There are known unknowns and unknown unknowns, as former US defence secretary Donald Rumsfeld clumsily explained. Some tacit knowledge is deliberately withheld, and some journal methods sections offer insufficient space for elaboration. Those are the known unknowns and are most easily addressed. The tacit knowledge that is harder to pass on is the nugget of information that neither the teacher nor the pupil realized was important: the varnish on the Stradivarius violin; the greasing of the thread behind the ear.
The editorial leaves the problem unresolved. Even though we have more data and faster communication, are all forms of knowledge dependent on the procedures used to discover them? “One way or another, we could be poised to find out.”
Buyer beware: Consumers of scientific knowledge have their issues, too. In “What kind of research can we trust?” on Medical Xpress, Adam Dunn And Florence Bourgeois worry about the reliability of health claims. This gets into philosophy’s third division, ethics. How much should we doubt the conclusions of a scientist with ties to a drug company? How can we know the statistics were not fudged? Is there conflict of interest? “To be able to make informed decisions together, doctors and patients need research that’s trustworthy,” obviously. “If systematic reviews are to remain the pinnacle of evidence-based medicine, then the processes underpinning them need to be continually reassessed to ensure they meet the highest of standards.” Ah, but who makes the standards?
Bloviating without repentance: It’s funny to read Sean Carroll’s bombastic claims in summer about the BICEP2 results (Caltech E&S, Spring/Summer 2014), then to follow that up with Nature’s hand-wringing editorial (Oct 14) about lessons learned from the “Dust to dust” fiasco (see 9/25/14). The editors reveal some of the human element inserting itself into the knowledge-generation process:
There is a deeper issue here: science not by press conference but presented as an event. What in reality is a long, messy and convoluted process of three steps forward and two steps back is too easily presented as giant leaps between states of confusion and blinding revelation. At the heart of this theatre is the artificial landmark of a peer-reviewed paper.

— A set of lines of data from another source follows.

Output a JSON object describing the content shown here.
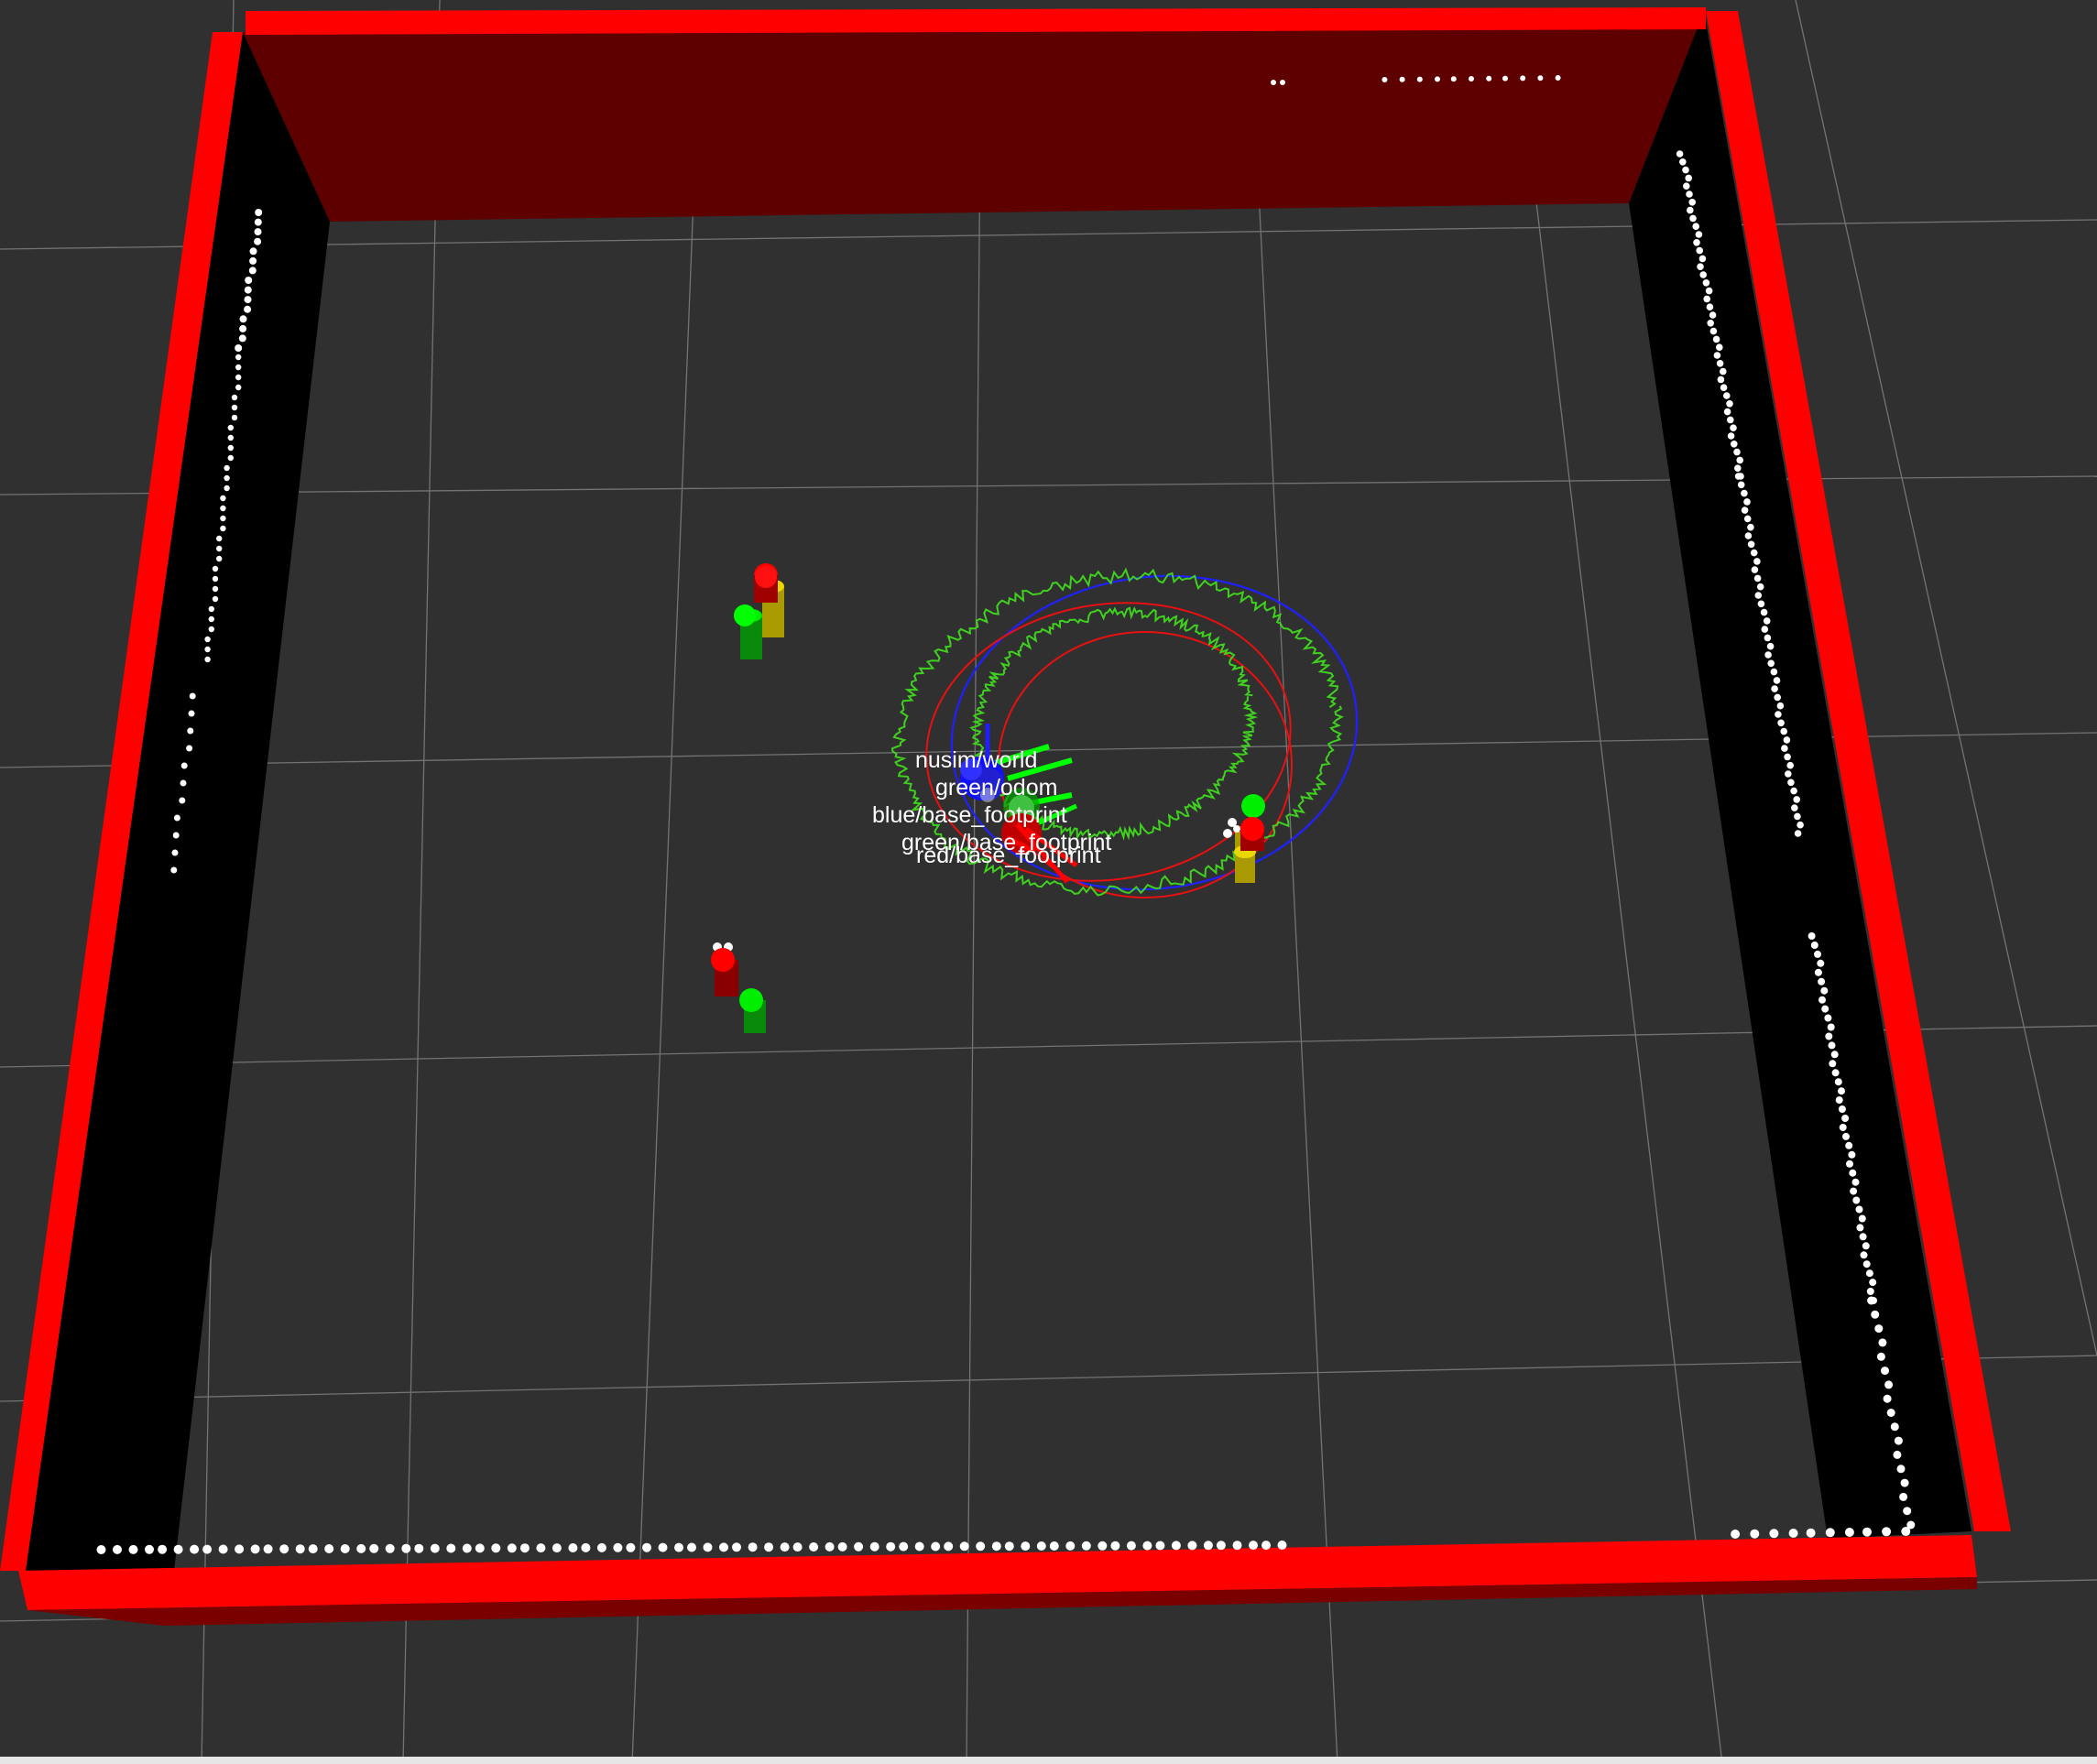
{
  "viewer": {
    "background": "#303030",
    "grid_color": "#8a8a8a",
    "floor_color": "#303030",
    "wall_color": "#ff0000",
    "wall_inner_back": "#5f0000",
    "wall_inner_side": "#000000"
  },
  "tf_frames": [
    {
      "name": "nusim_world_label",
      "text": "nusim/world"
    },
    {
      "name": "green-odom-label",
      "text": "green/odom"
    },
    {
      "name": "blue-base-footprint-label",
      "text": "blue/base_footprint"
    },
    {
      "name": "green-base-footprint-label",
      "text": "green/base_footprint"
    },
    {
      "name": "red-base-footprint-label",
      "text": "red/base_footprint"
    }
  ],
  "robots": {
    "blue": {
      "color": "#0000ff"
    },
    "green": {
      "color": "#00ff00"
    },
    "red": {
      "color": "#ff0000"
    }
  },
  "obstacles": [
    {
      "name": "obstacle-1",
      "colors": [
        "#ff0000",
        "#00ff00",
        "#c8b400"
      ]
    },
    {
      "name": "obstacle-2",
      "colors": [
        "#ff0000",
        "#00ff00",
        "#c8b400"
      ]
    },
    {
      "name": "obstacle-3",
      "colors": [
        "#ff0000",
        "#00ff00",
        "#c8b400"
      ]
    }
  ],
  "laser_scan": {
    "color": "#ffffff"
  }
}
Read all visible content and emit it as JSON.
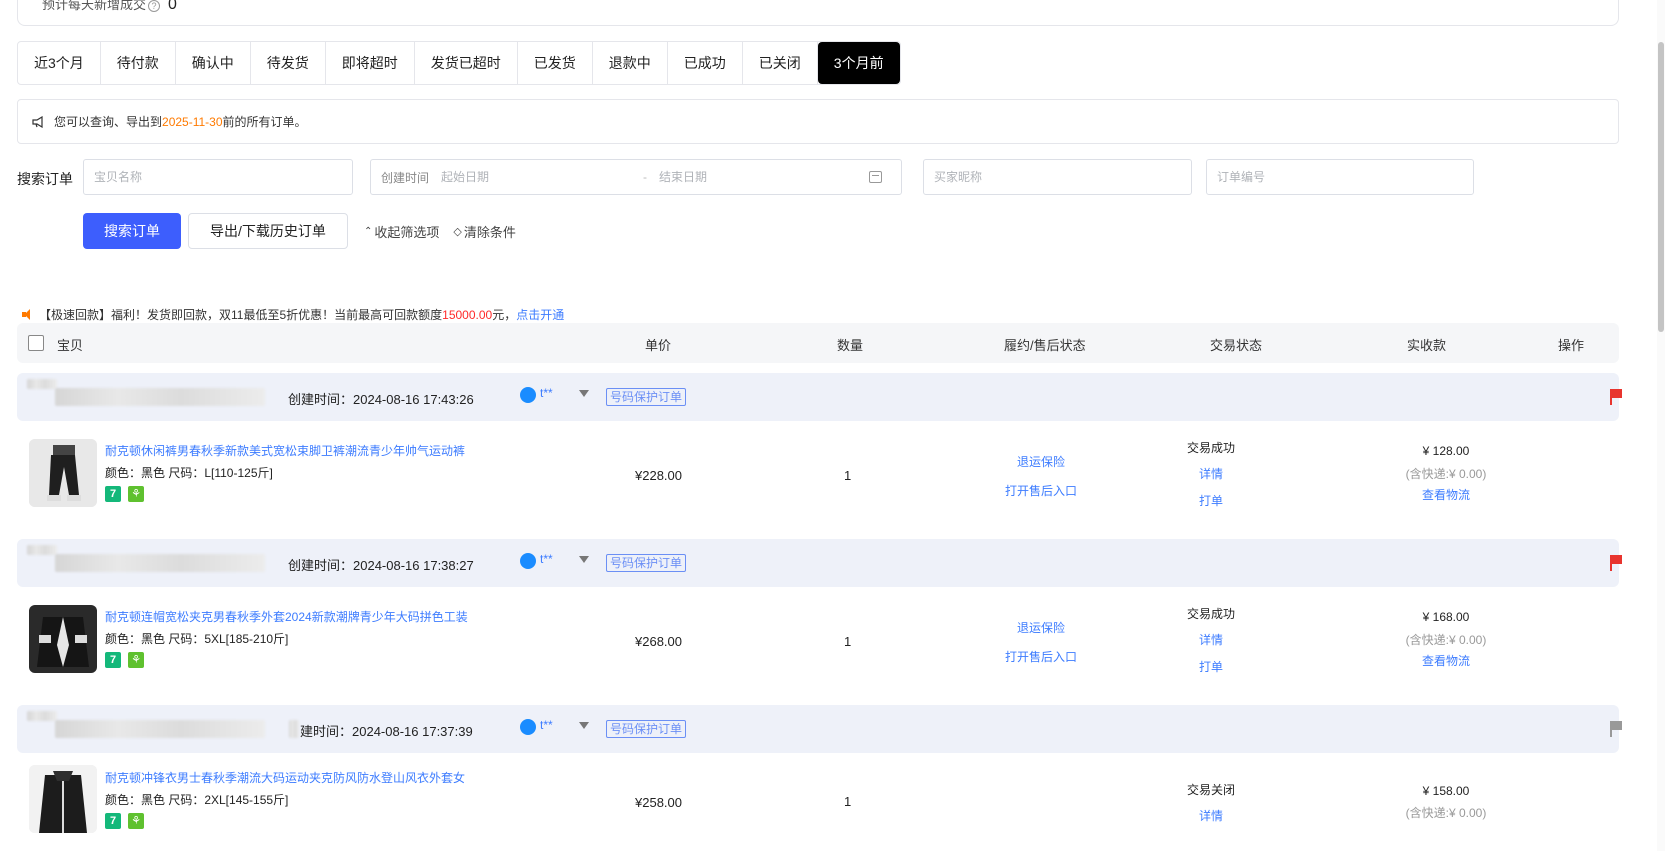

Fixed print schedules and releases to journalists under embargo (with or without champagne videos) help to lend the impression that the publication of a paper is the final word on a question — the end-of-term report on a scientific project that details all that was achieved.
Incidentally, Caltech’s article featured a photo of that now-embarrassing champagne party after BICEP’s media event.
Earlier in the editorial, apparently penitent over the establishment media’s misdeeds, they had something good to say about science bloggers:
The (welcome) rise of the science blogger has fuelled this navel-gazing. Some bloggers seem to spend most of their time criticizing other science writers, or at least debunking examples of what they regard as inferior science writing. But they do lots of good stuff too. Although traditionalists lament the decline of science coverage in the mainstream press, a terrific amount of analysis and comment, much of it very technical, is happening online under their noses.
Maybe you’re reading some of that right now.
As we have argued many times, you can’t get ontology, epistemology or ethics out of materialism by blind, unguided processes of evolution. Only the Christian worldview provides the necessary and sufficient presuppositions for doing science with any degree of reliability. It provides an ontology that’s reliable (because our Creator made us to perceive it), an epistemology based on an omniscient Communicator, and an ethic based on the Creator’s holy character that loves truth and hates lies.
If you disagree, we’ll just argue that your selfish genes are using you in their strategy to propagate themselves. Philosophize your way out of that.